The goal of treatment is to reduce the occurrence of fragility fractures, but their incidence is low, and the absence of events during the first years of therapy does not necessarily imply that treatment is effective.[20, 21] Bone mineral density (BMD) assessment with dual-energy x-ray absorptiometry (DXA) is a surrogate marker of treatment efficacy that has been widely used in clinical trials. Given the short-term precision error of 1-1.5% of BMD measurement at the spine and hip, the individual change must be greater than 3-5% to be significant.

Antiresorptive therapy

With potent bisphosphonates such as alendronate and risedronate, repeating BMD measurement 2 years after initiating therapy will show whether a patient is responding to therapy. Patients who are responding to therapy have a significant increase in BMD at least at the lumbar spine, which is the most responsive site. With treatments such as raloxifene or nasal calcitonin that induce much smaller increases in BMD, DXA is not appropriate to monitor therapy.

With any treatment, DXA may not reveal all responders within the first year of therapy. This relatively low signal-to-noise ratio of this technique does not allow rapid (within months) differentiation of responders from nonresponders. Baseline bone turnover markers are weak predictors of the response to therapy with antiresorptive drugs; however, the change in bone markers is of greater value.

Some women continue to lose bone while receiving antiresorptive therapy. This has been estimated to occur in approximately one third of women receiving estrogen and one sixth of those receiving bisphosphonates. Failure to respond may be due to noncompliance, poor intestinal absorption of drug, other factors contributing to bone loss, or other unidentified factors. Monitoring treatment of osteoporosis with bone markers may have the added advantage of improving compliance.

Most of the effective antiresorptive treatments induce a decrease in bone turnover that reaches a plateau within a few weeks or months, depending on the potency and route of administration of the drug and on the marker. Thus, individual patients can be monitored with bone markers earlier than with DXA. A study indicated that monitoring bisphosphonate therapy with bone marker measurement at baseline and at 3 and 6 months can improve the compliance with therapy by 20% at 1 year. A decrease greater than 50% and 30% in urinary NTX and serum CTX respectively provides evidence of compliance and drug efficacy. (Serum CTX has also gained attention as a possible risk indicator for bisphosphonate-related osteonecrosis of the jaw[22] ; however, its potential value in this capacity remains uncertain.)

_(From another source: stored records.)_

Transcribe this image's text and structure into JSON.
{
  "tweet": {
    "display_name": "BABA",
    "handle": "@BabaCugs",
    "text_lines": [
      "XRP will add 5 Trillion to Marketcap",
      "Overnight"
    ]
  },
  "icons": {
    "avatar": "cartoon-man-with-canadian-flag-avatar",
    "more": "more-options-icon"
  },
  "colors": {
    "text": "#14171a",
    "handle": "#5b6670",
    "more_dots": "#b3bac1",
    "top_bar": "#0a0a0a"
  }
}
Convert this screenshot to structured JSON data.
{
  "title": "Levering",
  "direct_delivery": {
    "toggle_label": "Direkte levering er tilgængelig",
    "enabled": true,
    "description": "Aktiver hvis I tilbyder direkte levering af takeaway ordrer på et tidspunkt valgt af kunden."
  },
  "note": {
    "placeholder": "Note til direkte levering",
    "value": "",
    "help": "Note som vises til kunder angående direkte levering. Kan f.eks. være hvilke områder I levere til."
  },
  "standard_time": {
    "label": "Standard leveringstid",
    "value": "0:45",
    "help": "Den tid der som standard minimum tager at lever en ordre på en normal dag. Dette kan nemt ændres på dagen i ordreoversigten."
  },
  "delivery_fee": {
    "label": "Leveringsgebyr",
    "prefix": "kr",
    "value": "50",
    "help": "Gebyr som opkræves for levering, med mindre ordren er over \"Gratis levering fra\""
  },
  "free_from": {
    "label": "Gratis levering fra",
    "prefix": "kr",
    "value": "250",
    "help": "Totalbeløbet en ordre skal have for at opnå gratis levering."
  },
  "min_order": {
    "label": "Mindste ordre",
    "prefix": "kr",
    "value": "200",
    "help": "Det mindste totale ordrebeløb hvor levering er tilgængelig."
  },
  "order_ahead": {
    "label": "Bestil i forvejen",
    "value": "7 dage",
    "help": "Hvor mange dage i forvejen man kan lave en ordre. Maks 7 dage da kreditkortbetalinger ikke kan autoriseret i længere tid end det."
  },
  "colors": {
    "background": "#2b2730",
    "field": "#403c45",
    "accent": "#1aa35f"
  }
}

In the Multiple Outcomes of Raloxifene Evaluation (MORE) trial, fracture risk with raloxifene therapy correlated better with changes in markers of bone turnover than with improvement in BMD. Further, in the Vertebral Efficacy with Risedronate Therapy (VERT) trial, subjects with a decrease in urine NTX of more than 40% and a decrease of urine CTX of more than 60% showed a greater reduction in fracture risk.


For a 90% specificity to predict a positive BMD response (+3%), cut-offs, expressed as a percentage decrease from baseline, are as follows:

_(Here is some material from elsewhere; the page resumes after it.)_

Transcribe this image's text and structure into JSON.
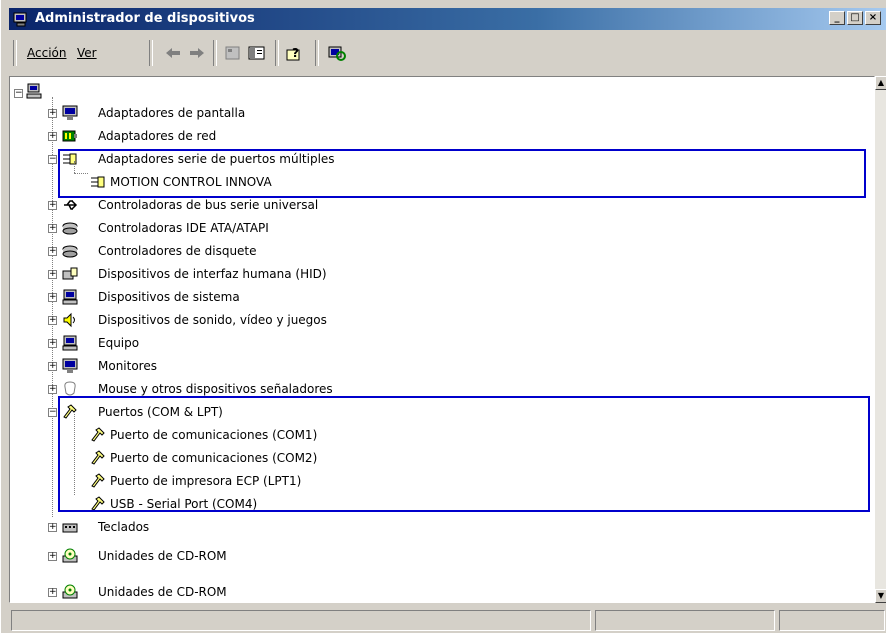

  • Urine NTX and urine CTX, –45% to –65%

  • Serum CTX, –35% to –55%

  • Total or free urinary DPD, –20% to –30%

  • Osteocalcin and bone alkaline phosphatase, –20% to –40%

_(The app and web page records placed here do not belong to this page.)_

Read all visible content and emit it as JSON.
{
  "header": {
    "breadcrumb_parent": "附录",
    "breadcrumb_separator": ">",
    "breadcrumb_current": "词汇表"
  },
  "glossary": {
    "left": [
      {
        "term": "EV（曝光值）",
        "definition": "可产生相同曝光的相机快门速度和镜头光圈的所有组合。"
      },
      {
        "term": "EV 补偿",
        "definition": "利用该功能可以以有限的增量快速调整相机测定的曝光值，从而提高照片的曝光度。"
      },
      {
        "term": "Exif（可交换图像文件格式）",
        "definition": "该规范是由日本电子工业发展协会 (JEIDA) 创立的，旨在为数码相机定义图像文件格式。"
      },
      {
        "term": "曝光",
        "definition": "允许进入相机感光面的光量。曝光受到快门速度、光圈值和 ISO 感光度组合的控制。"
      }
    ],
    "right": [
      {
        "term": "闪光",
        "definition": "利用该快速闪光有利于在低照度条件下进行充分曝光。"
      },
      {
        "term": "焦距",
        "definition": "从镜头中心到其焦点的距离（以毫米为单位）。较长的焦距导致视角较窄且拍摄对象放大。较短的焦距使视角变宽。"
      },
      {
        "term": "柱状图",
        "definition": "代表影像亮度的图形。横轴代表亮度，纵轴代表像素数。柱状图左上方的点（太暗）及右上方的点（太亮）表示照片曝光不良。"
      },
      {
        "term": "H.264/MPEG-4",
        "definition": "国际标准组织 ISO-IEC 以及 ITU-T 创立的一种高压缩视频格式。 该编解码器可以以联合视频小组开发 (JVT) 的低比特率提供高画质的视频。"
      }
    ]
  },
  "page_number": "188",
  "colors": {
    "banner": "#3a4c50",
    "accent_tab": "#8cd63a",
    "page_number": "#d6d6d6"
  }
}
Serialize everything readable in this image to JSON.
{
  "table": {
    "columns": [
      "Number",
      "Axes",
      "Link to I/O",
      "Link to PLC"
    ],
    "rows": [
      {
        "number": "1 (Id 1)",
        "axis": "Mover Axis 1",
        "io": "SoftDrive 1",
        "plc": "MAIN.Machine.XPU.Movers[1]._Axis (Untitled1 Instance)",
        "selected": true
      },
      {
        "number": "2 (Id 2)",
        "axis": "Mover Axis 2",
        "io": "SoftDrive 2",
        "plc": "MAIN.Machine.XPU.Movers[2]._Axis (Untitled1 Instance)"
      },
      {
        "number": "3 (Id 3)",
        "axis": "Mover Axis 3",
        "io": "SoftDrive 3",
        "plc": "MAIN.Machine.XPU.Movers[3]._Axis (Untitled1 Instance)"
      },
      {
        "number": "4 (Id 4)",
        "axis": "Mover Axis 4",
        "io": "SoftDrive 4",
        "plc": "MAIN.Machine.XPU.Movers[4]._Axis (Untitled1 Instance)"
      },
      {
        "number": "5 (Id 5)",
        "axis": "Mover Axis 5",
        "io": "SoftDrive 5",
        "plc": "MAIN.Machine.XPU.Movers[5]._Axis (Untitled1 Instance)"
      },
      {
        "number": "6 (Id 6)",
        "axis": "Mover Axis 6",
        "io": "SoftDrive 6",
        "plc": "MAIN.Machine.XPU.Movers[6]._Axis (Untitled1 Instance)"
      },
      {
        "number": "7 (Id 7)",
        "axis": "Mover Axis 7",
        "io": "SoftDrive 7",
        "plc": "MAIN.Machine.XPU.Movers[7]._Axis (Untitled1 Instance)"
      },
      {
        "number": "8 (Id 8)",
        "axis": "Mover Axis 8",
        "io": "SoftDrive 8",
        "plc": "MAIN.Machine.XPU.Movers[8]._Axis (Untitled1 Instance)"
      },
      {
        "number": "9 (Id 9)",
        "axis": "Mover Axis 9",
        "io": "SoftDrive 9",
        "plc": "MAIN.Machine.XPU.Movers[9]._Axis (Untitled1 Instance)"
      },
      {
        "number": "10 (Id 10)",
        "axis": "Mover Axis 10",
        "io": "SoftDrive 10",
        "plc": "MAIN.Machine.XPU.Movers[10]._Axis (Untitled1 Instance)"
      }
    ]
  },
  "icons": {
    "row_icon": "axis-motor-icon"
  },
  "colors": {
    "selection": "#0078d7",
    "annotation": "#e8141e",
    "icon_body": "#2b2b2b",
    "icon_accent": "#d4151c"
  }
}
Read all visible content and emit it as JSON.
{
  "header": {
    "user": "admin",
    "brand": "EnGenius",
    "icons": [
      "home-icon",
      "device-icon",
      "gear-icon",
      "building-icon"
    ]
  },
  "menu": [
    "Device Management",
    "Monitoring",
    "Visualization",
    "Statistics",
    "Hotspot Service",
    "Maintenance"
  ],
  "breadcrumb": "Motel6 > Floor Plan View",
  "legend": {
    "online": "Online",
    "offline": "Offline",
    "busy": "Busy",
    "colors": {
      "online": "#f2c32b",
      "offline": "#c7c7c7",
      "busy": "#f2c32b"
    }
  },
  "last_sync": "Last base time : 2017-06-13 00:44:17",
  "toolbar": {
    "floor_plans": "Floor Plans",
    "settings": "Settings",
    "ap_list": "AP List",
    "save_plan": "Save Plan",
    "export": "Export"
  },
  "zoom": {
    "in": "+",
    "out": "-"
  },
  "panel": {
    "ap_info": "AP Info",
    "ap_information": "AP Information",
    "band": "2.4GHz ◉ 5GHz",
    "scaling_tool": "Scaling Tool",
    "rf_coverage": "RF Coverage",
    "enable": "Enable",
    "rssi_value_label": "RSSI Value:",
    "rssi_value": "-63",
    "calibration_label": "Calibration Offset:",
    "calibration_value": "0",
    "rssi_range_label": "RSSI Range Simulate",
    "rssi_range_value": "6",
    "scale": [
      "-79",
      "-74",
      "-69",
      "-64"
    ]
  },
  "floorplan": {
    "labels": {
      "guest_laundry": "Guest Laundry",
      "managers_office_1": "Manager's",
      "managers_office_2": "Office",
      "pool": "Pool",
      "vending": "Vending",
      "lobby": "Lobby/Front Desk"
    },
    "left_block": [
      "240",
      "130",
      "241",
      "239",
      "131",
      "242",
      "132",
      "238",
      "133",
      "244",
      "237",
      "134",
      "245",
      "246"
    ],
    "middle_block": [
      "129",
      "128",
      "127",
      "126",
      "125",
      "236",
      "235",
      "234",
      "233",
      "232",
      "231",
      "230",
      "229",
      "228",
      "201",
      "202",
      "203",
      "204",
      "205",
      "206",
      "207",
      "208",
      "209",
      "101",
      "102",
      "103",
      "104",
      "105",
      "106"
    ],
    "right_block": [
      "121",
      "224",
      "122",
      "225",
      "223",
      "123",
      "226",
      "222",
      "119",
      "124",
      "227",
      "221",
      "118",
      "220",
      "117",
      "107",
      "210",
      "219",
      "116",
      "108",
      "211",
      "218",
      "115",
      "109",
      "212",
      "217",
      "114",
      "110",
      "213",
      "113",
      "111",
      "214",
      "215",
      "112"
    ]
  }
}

On average a change of greater than 30% is significant. In case of an equivocal change in bone markers, a third measurement should be taken 3 months later.

Recommendations in postmenopause

Recommendations for the use of bone markers in monitoring antiresorptive therapy in postmenopausal women with osteoporosis are summarized below.[23, 24]

Types of marker include the following:

  • Bone resorption - Urine NTX or serum CTX or urine CTX

  • Bone formation - Bone-specific alkaline phosphatase or osteocalcin (Use 1 marker or 1 resorption and 1 formation marker.)

Timing of sample includes the following:

  • Serum - Morning (before 9 am) after an overnight fast

  • Urine - Either first or second morning void, with creatinine correction, after an overnight fast

Intervals of measurement include the following:

  • Resorption markers - Before starting treatment and 3 or 6 months after treatment has been initiated

  • Formation markers - Before starting treatment and 6 months after treatment has been initiated